Monday, January 5, 2009
11 Planets. David Aguilar, National Geographic Children's Books, 2008.
It's a geeky thing to admit, but I totally have a soft spot for the Harvard Smithsonian Center for Astrophysics.
Maybe it's because one of my college astronomy professors is married to a researcher there, and she took her students to visit the labs. Whatever the reason, I thought it was pretty cool that David Aguilar, a director at the CfA, is both the writer and illustrator of 11 Planets.

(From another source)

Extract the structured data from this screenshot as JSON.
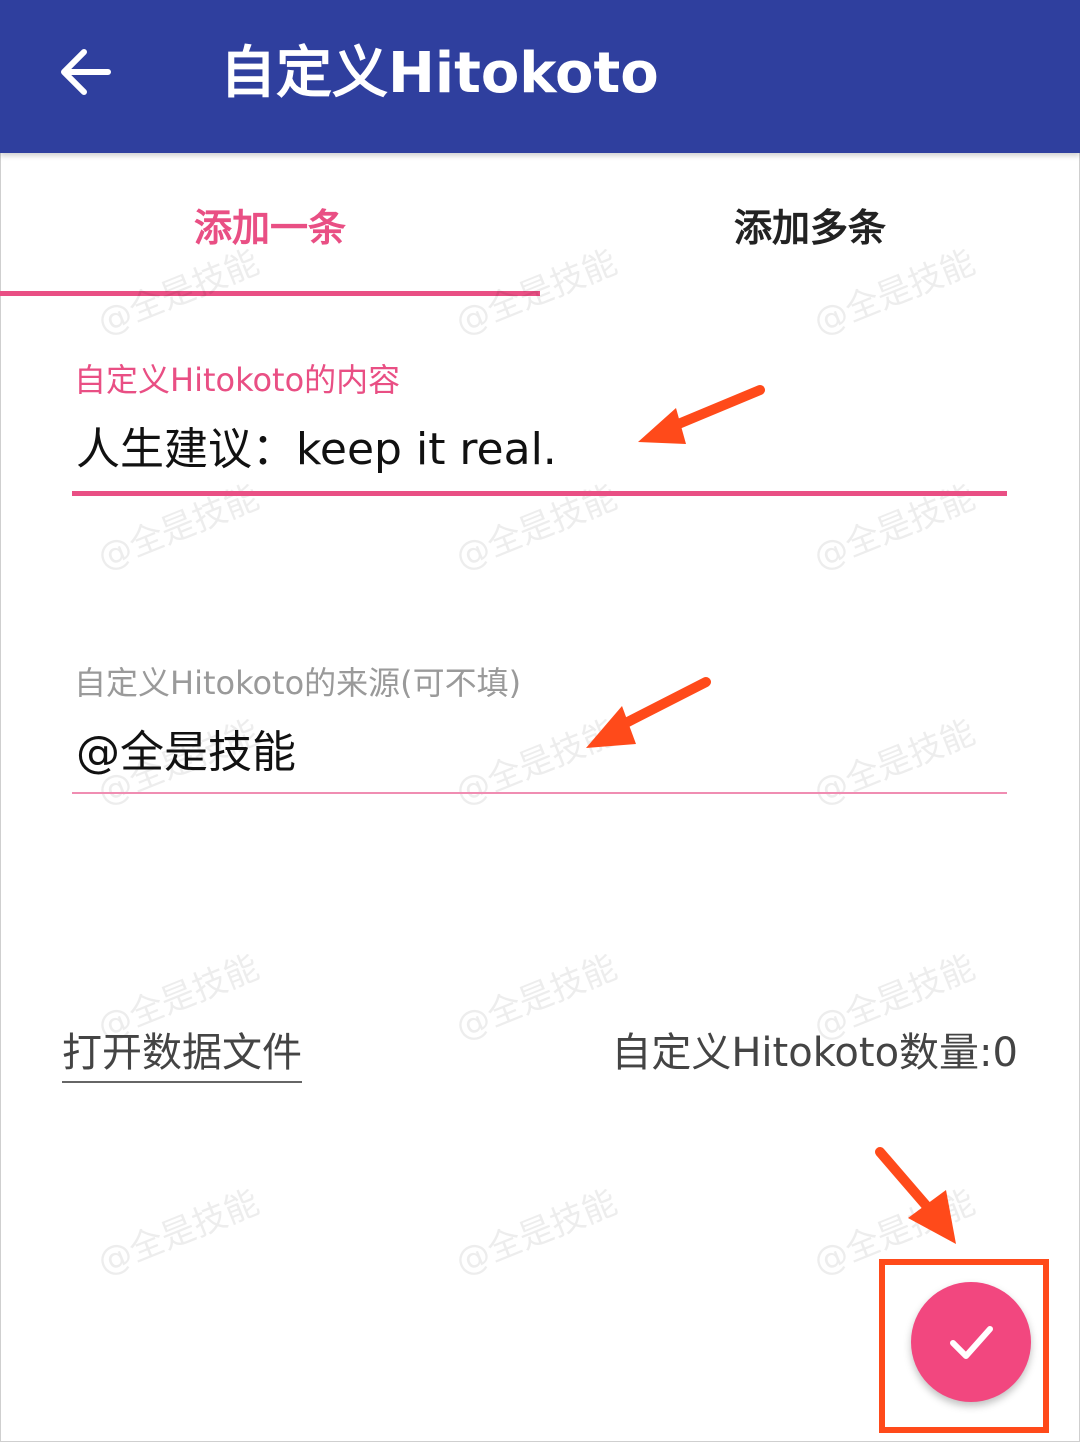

For a man who probably gets most of his images off the pixels of a CCD, Aguilar creates some beautiful drawings. He covers the eleven planets of the title, along with some other highlights of this solar system and a look at the solar systems that have only recently been discovered.
If the title count seems off to you, there's a good chance you went through science class before the International Astronomical Union decided to make everyone's mnemonics obsolete. There are now, according to the IAU, which gets to make the rules for this sort of thing, eight full-fledged planets and three minor ones. The minor planets include the now-demoted Pluto, the large asteroid Ceres, and Eris, which had the even cooler name Xena until the official body decided to weigh in. The name they chose is hardly inappropriate, though: in Greek mythology, Eris' domain is discord.
11 Planets is a Cybils Middle Grade/YA Non-Fiction finalist.